Max: We’re all products of our particular historical time and place. As one of your earlier questions noted, what Leninism means to much of your generation is largely shaped by your experience with some of the groups that today self-identify as Leninist. Likewise, my initial views about anarchism were shaped by the particular circles and groups who were the most prominent advocates of anarchism in the late 1960s and 70s. By and large, and recognizing some exceptions, these were not nearly as immersed in grassroots-based mass struggles as that period’s Marxists; they tended to advocate and carry out small-group actions divorced from popular struggles; they were virtually all white and rooted in the more privileged layers of the socioeconomic structure. They were often indifferent or unfriendly to the revolutionary movements in Asia, Africa, the Middle East and Latin America that were such an inspiration to my generation. So, while I had read some books and developed a certain appreciation for some of anarchism’s insights and its valiant role in other situations, I didn’t spend a great deal of time delving into what this tradition had to offer. In the last few years, as I’ve had more and more contact with today’s anarchist movement, I’m getting a much better appreciation for the pluses that anarchism can bring to the table. I find much of what comes from today’s anarchist movement to be a breath of fresh air. To the extent I see manifestations of the kind of problems I described just above, I differ with the sections of the anarchist movement who seem to represent those perspectives. But overall my ideas about anarchism are changing as I have more contact with actual anarchists on the ground. Unfortunately for me and for my book, most of that contact face-to-face has come since I turned in those final revisions. I would have handled those passages differently, and my book would have been improved, Chris, if for instance I had the kind of relationship with you two years ago that I am fortunate to have now. Well, politics among other things is a lifelong learning process, and for me anyway better late than never. Not that I feel it isn’t important to accelerate the learning process we are all going through. To the contrary, the dangers facing this small planet and all the people in it are if anything greater than ever, and it behooves all of us to strain every nerve to try to build that movement for collective liberation as rapidly and effectively as possible.
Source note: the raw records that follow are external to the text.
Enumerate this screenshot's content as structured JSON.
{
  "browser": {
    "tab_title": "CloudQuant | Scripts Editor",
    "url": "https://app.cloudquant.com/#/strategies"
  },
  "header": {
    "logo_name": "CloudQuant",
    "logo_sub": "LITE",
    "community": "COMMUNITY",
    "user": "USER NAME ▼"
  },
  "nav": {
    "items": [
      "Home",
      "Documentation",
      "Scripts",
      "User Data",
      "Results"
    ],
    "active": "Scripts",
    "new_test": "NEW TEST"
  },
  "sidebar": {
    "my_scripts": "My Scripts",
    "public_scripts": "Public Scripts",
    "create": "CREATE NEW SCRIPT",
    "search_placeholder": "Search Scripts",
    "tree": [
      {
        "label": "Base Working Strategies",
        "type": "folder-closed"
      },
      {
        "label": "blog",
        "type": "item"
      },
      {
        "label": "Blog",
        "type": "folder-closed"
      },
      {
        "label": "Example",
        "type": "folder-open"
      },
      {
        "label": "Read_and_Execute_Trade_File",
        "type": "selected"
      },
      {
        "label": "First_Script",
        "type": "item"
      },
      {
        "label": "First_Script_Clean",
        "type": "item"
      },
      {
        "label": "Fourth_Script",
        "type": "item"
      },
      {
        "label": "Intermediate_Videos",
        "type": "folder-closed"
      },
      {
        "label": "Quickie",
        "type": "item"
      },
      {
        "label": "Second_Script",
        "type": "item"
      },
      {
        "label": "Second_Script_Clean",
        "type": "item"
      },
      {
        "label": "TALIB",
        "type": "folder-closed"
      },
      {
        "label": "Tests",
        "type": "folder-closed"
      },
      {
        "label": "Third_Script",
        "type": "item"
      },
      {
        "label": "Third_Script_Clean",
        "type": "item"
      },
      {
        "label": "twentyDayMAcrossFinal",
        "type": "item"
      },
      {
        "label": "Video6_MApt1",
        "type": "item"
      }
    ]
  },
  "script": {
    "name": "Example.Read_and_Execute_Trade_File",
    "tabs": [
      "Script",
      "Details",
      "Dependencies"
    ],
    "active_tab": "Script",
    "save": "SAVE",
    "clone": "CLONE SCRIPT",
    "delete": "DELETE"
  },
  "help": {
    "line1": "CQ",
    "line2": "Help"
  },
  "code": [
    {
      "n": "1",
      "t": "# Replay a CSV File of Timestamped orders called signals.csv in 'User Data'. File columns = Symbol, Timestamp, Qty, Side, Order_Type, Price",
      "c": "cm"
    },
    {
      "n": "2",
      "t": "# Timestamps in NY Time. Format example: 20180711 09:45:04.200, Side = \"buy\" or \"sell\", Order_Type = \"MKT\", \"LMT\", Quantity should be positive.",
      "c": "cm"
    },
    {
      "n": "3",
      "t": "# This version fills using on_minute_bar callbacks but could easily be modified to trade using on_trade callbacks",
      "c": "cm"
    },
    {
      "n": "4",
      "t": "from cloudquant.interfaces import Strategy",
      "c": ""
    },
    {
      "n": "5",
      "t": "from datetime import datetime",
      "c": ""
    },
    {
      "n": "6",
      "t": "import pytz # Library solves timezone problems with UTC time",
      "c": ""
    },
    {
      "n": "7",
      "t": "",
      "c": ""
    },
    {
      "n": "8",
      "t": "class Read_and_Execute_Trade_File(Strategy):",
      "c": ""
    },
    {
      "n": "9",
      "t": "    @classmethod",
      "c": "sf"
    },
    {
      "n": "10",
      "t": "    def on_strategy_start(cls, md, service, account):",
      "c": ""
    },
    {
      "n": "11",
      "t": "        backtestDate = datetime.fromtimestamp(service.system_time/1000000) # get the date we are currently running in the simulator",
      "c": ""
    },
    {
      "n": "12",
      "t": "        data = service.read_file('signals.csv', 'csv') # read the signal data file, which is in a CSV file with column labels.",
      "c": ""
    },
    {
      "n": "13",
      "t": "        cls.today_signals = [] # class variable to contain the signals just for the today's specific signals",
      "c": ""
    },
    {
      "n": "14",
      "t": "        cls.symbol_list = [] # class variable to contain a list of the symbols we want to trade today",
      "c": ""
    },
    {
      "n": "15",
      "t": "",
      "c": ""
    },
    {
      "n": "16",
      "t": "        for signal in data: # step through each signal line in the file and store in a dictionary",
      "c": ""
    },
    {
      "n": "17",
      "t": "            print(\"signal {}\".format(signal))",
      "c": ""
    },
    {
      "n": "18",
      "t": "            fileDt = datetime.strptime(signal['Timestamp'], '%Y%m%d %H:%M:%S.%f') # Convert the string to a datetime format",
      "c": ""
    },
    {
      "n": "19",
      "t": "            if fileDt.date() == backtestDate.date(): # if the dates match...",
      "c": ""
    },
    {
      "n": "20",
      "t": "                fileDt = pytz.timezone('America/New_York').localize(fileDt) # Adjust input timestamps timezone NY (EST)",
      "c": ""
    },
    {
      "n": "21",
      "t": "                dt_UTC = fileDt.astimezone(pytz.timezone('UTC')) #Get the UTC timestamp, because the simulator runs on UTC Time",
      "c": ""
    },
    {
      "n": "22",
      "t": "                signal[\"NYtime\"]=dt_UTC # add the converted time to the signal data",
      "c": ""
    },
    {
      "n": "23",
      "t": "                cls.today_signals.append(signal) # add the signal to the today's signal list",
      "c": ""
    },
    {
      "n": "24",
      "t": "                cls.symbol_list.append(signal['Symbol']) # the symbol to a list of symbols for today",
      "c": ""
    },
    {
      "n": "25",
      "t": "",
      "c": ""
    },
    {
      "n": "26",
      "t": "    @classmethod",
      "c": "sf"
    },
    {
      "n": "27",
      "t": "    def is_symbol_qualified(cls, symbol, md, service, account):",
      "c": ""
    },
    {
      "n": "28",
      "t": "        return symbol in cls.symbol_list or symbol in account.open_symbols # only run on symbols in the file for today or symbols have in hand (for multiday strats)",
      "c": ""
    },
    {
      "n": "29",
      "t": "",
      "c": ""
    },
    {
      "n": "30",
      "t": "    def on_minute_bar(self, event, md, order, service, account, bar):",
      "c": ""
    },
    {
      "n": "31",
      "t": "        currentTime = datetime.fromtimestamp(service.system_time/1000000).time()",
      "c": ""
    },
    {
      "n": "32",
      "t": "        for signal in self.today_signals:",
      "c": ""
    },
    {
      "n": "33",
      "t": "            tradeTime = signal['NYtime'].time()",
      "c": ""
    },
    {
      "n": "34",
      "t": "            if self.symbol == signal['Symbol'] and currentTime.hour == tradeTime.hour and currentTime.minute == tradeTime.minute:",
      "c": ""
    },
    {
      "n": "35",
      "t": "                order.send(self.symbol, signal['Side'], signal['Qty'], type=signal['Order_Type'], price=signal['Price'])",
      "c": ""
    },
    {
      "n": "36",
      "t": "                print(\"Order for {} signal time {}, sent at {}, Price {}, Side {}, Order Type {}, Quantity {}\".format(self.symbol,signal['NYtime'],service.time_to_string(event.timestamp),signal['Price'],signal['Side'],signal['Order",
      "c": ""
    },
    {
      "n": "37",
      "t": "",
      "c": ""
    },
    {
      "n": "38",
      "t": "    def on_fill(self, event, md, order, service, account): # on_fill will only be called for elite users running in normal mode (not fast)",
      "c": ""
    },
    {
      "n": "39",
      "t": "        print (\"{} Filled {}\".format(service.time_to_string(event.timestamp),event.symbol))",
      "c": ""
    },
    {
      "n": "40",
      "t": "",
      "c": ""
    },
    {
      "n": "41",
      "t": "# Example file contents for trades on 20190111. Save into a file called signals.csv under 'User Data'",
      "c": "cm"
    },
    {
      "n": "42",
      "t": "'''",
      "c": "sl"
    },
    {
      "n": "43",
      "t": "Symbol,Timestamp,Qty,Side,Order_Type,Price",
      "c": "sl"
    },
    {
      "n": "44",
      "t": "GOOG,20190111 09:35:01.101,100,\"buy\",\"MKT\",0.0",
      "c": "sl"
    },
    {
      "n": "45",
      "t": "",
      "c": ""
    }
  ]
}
The story I try to tell in my book is about what tens of thousands of young activists from my generation thought and did based on that same motivation. We made a difference on a number of issues, but misassessing the historical moment, adopting overly rigid models, and descending into sectarian intolerance, we accomplished far less than we could have. All of us are in a new century now, every part of the left comes out of the old one with both achievements and shortcomings on our balance sheets. And even beyond all that, new conditions demand something that is more than just the sum of even the best of our previous insights. I believe anarchists and socialists, Greens and Leninists, revolutionary nationalists and Marxists, feminists, queer liberationists, folks whose activism stems from a spiritual or religious place and many others, all have something to contribute to a revitalized fight for what Robin Kelley in his wonderful new book has called our Freedom Dreams. And the stakes are too great for all of us not to open our ears and do our best to listen to others as well as toss our own perspectives into the pot.
Chris Crass has been a social justice organizer for the past 13 years. He works with the Anti-Racism for Global Justice project of the Challenging White Supremacy Workshop. Contact him c/o ONWARD.